Grey's Anatomy Quotes

When we say things like "people don't change" it drives scientist crazy because change is literally the only constant in all of science. Energy. Matter. It's always changing, morphing, merging, growing, dying. It's the way people try not to change that's unnatural. The way we cling to what things were instead of letting things be what they are. The way we cling to old memories instead of forming new ones. The way we insist on believing despite every scientific indication that anything in this lifetime is permanent. Change is constant. How we experience change that's up to us. It can feel like death or it can feel like a second chance at life. If we open our fingers, loosen our grips, go with it, it can feel like pure adrenaline. Like at any moment we can have another chance at life. Like at any moment, we can be born all over again.

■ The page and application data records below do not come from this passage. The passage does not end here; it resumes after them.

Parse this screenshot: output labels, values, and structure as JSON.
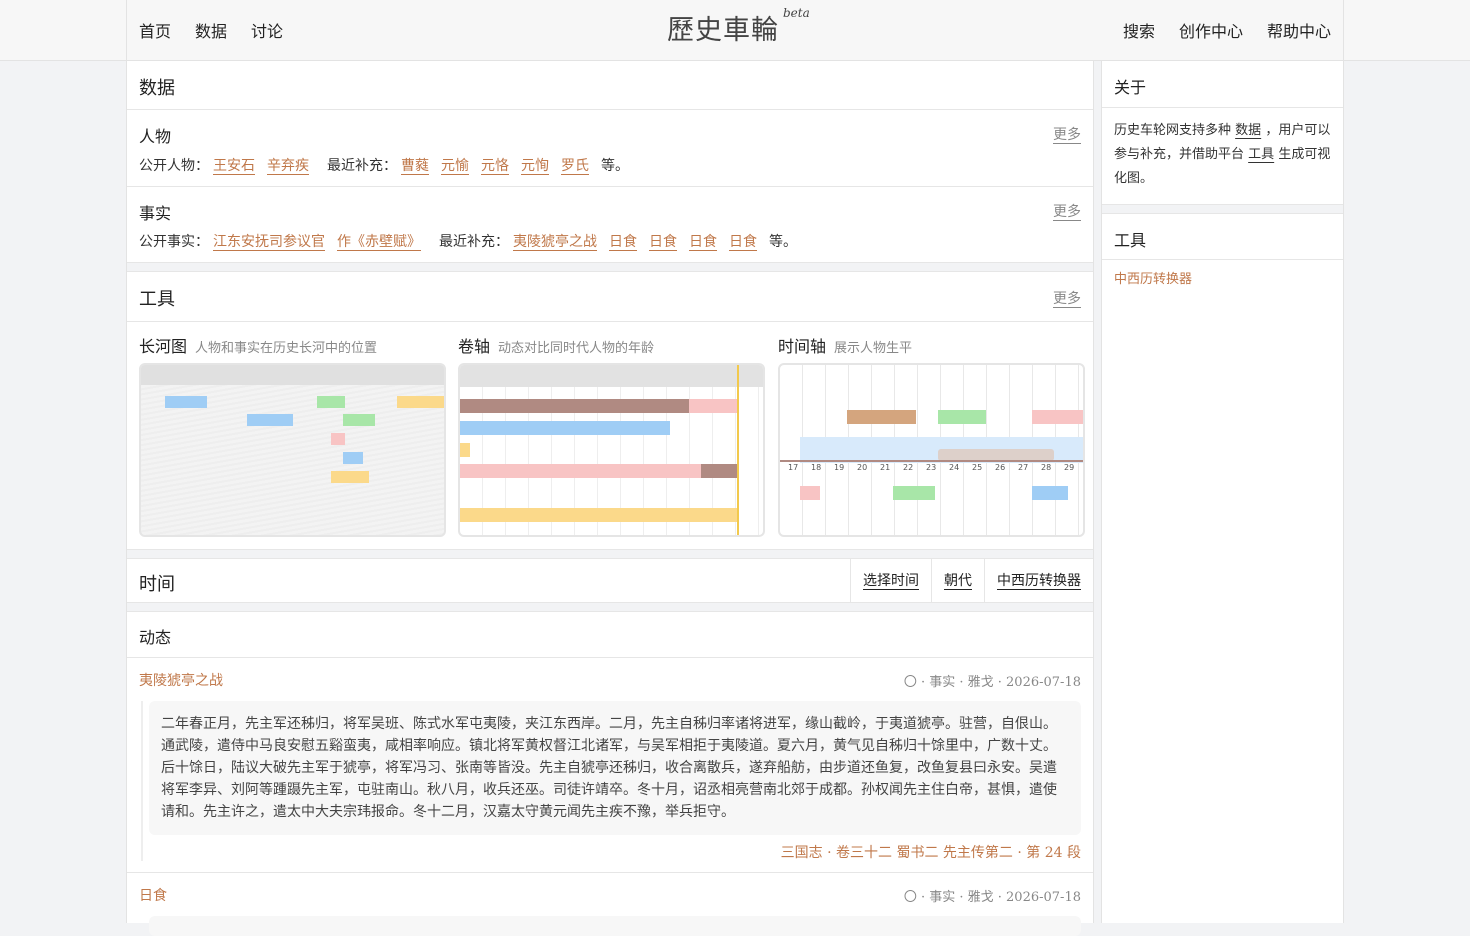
{
  "nav": {
    "left": [
      "首页",
      "数据",
      "讨论"
    ],
    "brand": "歷史車輪",
    "brand_tag": "beta",
    "right": [
      "搜索",
      "创作中心",
      "帮助中心"
    ]
  },
  "data_section": {
    "title": "数据",
    "people": {
      "title": "人物",
      "more": "更多",
      "public_label": "公开人物：",
      "public": [
        "王安石",
        "辛弃疾"
      ],
      "recent_label": "最近补充：",
      "recent": [
        "曹蕤",
        "元愉",
        "元恪",
        "元恂",
        "罗氏"
      ],
      "suffix": "等。"
    },
    "facts": {
      "title": "事实",
      "more": "更多",
      "public_label": "公开事实：",
      "public": [
        "江东安抚司参议官",
        "作《赤壁赋》"
      ],
      "recent_label": "最近补充：",
      "recent": [
        "夷陵猇亭之战",
        "日食",
        "日食",
        "日食",
        "日食"
      ],
      "suffix": "等。"
    }
  },
  "tools_section": {
    "title": "工具",
    "more": "更多",
    "items": [
      {
        "title": "长河图",
        "desc": "人物和事实在历史长河中的位置"
      },
      {
        "title": "卷轴",
        "desc": "动态对比同时代人物的年龄"
      },
      {
        "title": "时间轴",
        "desc": "展示人物生平"
      }
    ],
    "timeline_ticks": [
      "17",
      "18",
      "19",
      "20",
      "21",
      "22",
      "23",
      "24",
      "25",
      "26",
      "27",
      "28",
      "29"
    ],
    "colors": {
      "blue": "#9fcdf5",
      "green": "#a8e6a8",
      "pink": "#f8c4c4",
      "yellow": "#fbd98a",
      "brown": "#b08a82",
      "tan": "#d4a57e",
      "gold": "#f2c94c"
    }
  },
  "time_section": {
    "title": "时间",
    "tabs": [
      "选择时间",
      "朝代",
      "中西历转换器"
    ]
  },
  "feed_section": {
    "title": "动态",
    "items": [
      {
        "title": "夷陵猇亭之战",
        "meta": "〇 · 事实 · 雅戈 · 2026-07-18",
        "body": "二年春正月，先主军还秭归，将军吴班、陈式水军屯夷陵，夹江东西岸。二月，先主自秭归率诸将进军，缘山截岭，于夷道猇亭。驻营，自佷山。通武陵，遣侍中马良安慰五谿蛮夷，咸相率响应。镇北将军黄权督江北诸军，与吴军相拒于夷陵道。夏六月，黄气见自秭归十馀里中，广数十丈。后十馀日，陆议大破先主军于猇亭，将军冯习、张南等皆没。先主自猇亭还秭归，收合离散兵，遂弃船舫，由步道还鱼复，改鱼复县曰永安。吴遣将军李异、刘阿等踵蹑先主军，屯驻南山。秋八月，收兵还巫。司徒许靖卒。冬十月，诏丞相亮营南北郊于成都。孙权闻先主住白帝，甚惧，遣使请和。先主许之，遣太中大夫宗玮报命。冬十二月，汉嘉太守黄元闻先主疾不豫，举兵拒守。",
        "source": "三国志 · 卷三十二 蜀书二 先主传第二 · 第 24 段"
      },
      {
        "title": "日食",
        "meta": "〇 · 事实 · 雅戈 · 2026-07-18"
      }
    ]
  },
  "sidebar": {
    "about_title": "关于",
    "about_p1": "历史车轮网支持多种",
    "about_link1": "数据",
    "about_p2": "，用户可以参与补充，并借助平台",
    "about_link2": "工具",
    "about_p3": "生成可视化图。",
    "tools_title": "工具",
    "tools_link": "中西历转换器"
  }
}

Meredith

Doesn't matter how tough we are, trauma always leaves a scar. It follows us home, it changes our lives, trauma messes everybody up, but maybe that's the point. All the pain and the fear and the crap. Maybe going through all of that is what keeps us moving forward. It's what pushes us. Maybe we have to get a little messed up, before we can step up.

Alex (narrating)